Rivers of the World – Part 2 – China
Shanghai’s 15 mile link to the South China Sea is via the Huangpu (“yellow bank”) River. The much smaller Suzhou Creek joins the Huangpu in the heart of the present day city at the northern end of the Bund and runs in an east-west direction, linking Shanghai inland to the ancient city of Suzhou and beyond to Lake Taihu.
Shanghai was founded in the Song Dynasty (960 to 1279) and became important as a port from 1291 based on its conduits for trade with the surrounding regions which were China’s richest for cotton and agricultural production.
Surprisingly, given the different sizes of the two rivers today, the Huangpu used to be a tributary of Suzhou Creek. Maps from the 11th century show the Woosung (as Suzhou Creek was then called) to be an immense sheet of water up to 5 miles wide and the Whuangpu (as the Huangpu was then known) was then an insignificant canal linking the village of Lungua directly to the sea.
But following an enormous flood in 1403 the Emperor embarked on an extensive dyke-and dam-building programme and diverted waters from the Woosong and in this process the Whuangpu was widened and deepened too. By 1569, the Woosung had contracted significantly and the Whuangpu became the larger river.
After the Treaty of Nanjing in 1842, China was forced to open to international trade and Shanghai became a key port. At that time, international communities were allowed to self-govern in separate areas of the city and Suzhou Creek formed the boundary between the British concession (on its south bank) and the American settlement (on the north). Both concessions were merged into the International Settlement in 1863 and, when the Japanese invaded Shanghai in 1937, the river once again formed a boundary, this time between the combined international settlement on the south and the Japanese concession on the north.
When foreigners arrived in large numbers in Shanghai, the Woosung became known as Soochow (or Suzhou) Creek after Suzhou, the ancient city in Shanghai’s neighbouring Jiangsu province.

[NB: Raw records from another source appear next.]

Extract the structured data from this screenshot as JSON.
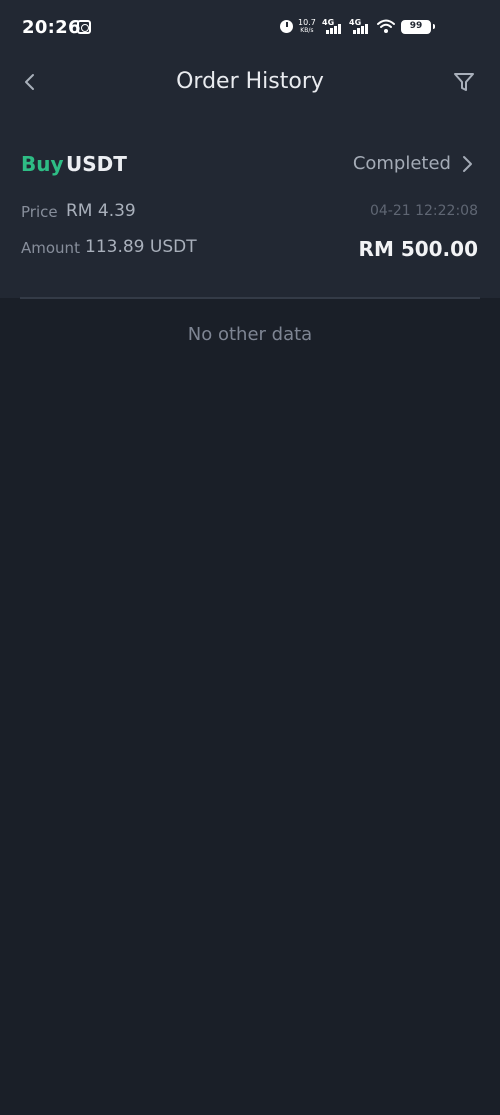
{
  "status_bar": {
    "time": "20:26",
    "net_speed_value": "10.7",
    "net_speed_unit": "KB/s",
    "sim1_label": "4G",
    "sim2_label": "4G",
    "battery_level": "99",
    "icons": [
      "app-icon",
      "alarm-icon",
      "signal-icon",
      "wifi-icon",
      "battery-icon"
    ]
  },
  "header": {
    "title": "Order History",
    "back_icon": "chevron-left-icon",
    "filter_icon": "filter-icon"
  },
  "orders": [
    {
      "side": "Buy",
      "asset": "USDT",
      "status": "Completed",
      "price_label": "Price",
      "price_value": "RM 4.39",
      "time": "04-21 12:22:08",
      "amount_label": "Amount",
      "amount_value": "113.89 USDT",
      "total": "RM 500.00"
    }
  ],
  "empty_message": "No other data",
  "colors": {
    "background": "#1a1f28",
    "header_background": "#222833",
    "buy_green": "#2ebd85",
    "muted_text": "#878e9b"
  }
}
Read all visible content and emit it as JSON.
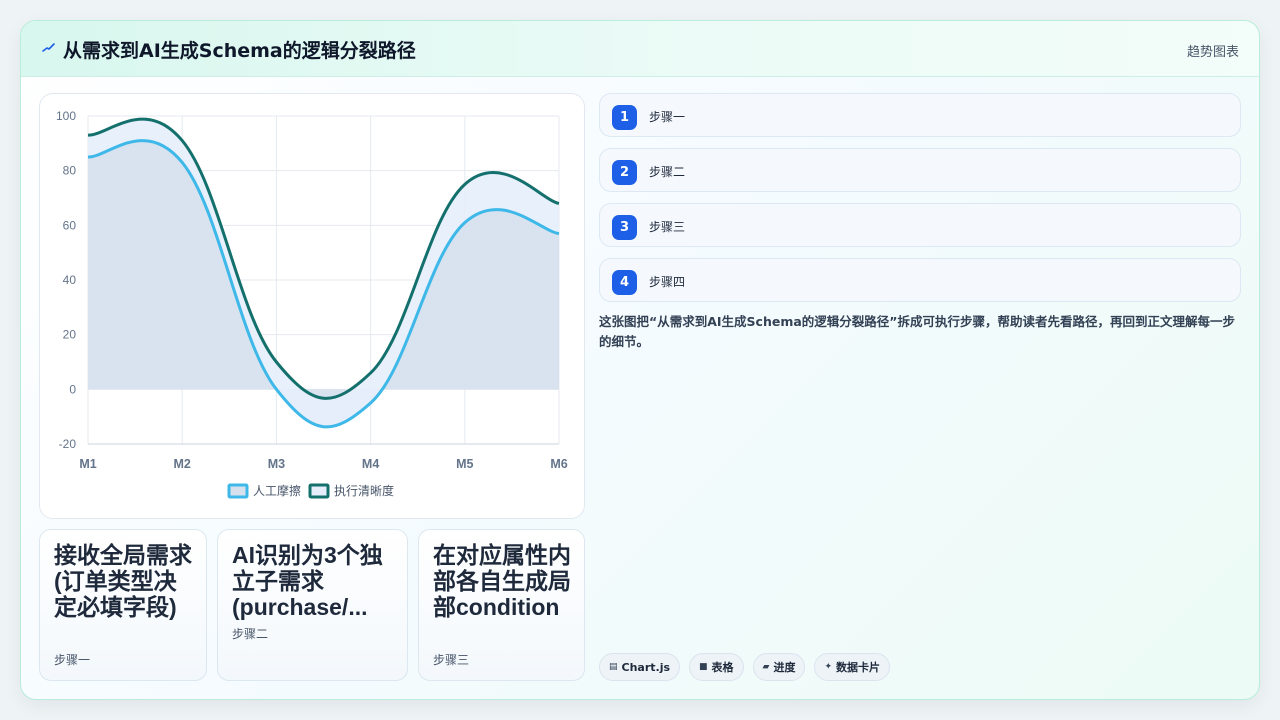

Huangpu and Suzhou Creek full factsheet from Rivers around the World project